Pew Internet & American Life Project surveys show similar trends. A 2006 Pew survey of media usage by teenagers revealed that 74 percent of homes with teenagers have their computers in an “open family area.” That result was consistent with Pew surveys taken in 2004 and 2000. The 2006 Pew survey also found that 58 percent of parents limit the amount of time their children can spend watching television; 59 percent limit how much time their kids can play video games; and 69 percent limit how much time their children can spend online.
Thus, these Kaiser and Pew survey results support the Census Bureau findings about parents getting more serious about setting household media rules.
And there’s more good news in the Census report. The percentage of parents reading books to their children seven or more times per week has risen from a decade ago. Exhibit 2 highlights these findings. That’s great news because many educators and development experts believe that reading to young children is incredibly important for their educational and psychological development.

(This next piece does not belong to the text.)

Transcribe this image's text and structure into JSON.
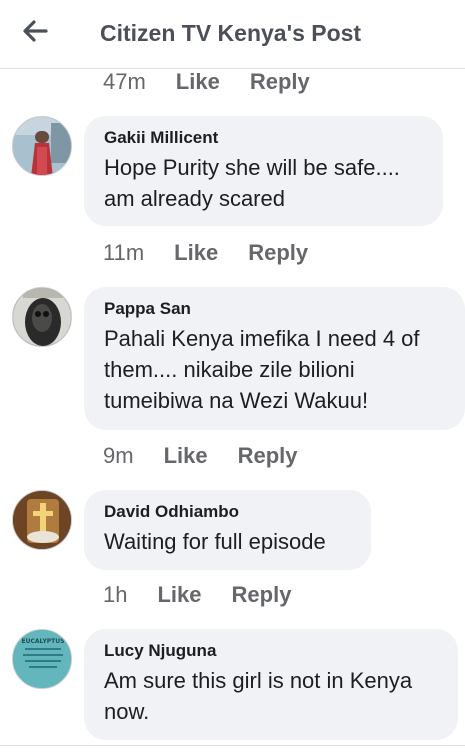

For extracurricular activities, the results are somewhat mixed, but still generally encouraging. As Exhibit 3 illustrates, the amount of time that young children are spending playing sports increased from 1994 to 2004, but the numbers fell a bit for 12 to 17 year olds. The amount of time both sets of children spent taking lessons of various types rose considerably over that period. But the amount of time they spent with clubs fell. It could be that social networking and other online activities is substituting for some of those old “clubs,” so I’m not too worried about those results yet.
The world isn’t perfect, of course. If it was, 100% of parents would be reading to their kids multiple times each day, setting sensible household ground rules for media consumption, and getting their kids involved in more activities. But these new Census numbers are encouraging and have generally been improving over time. With more education and awareness-building efforts about the importance of parental involvement with children, these results will hopefully improve even more in coming years. Let’s give parents (and kids!) a little credit for once.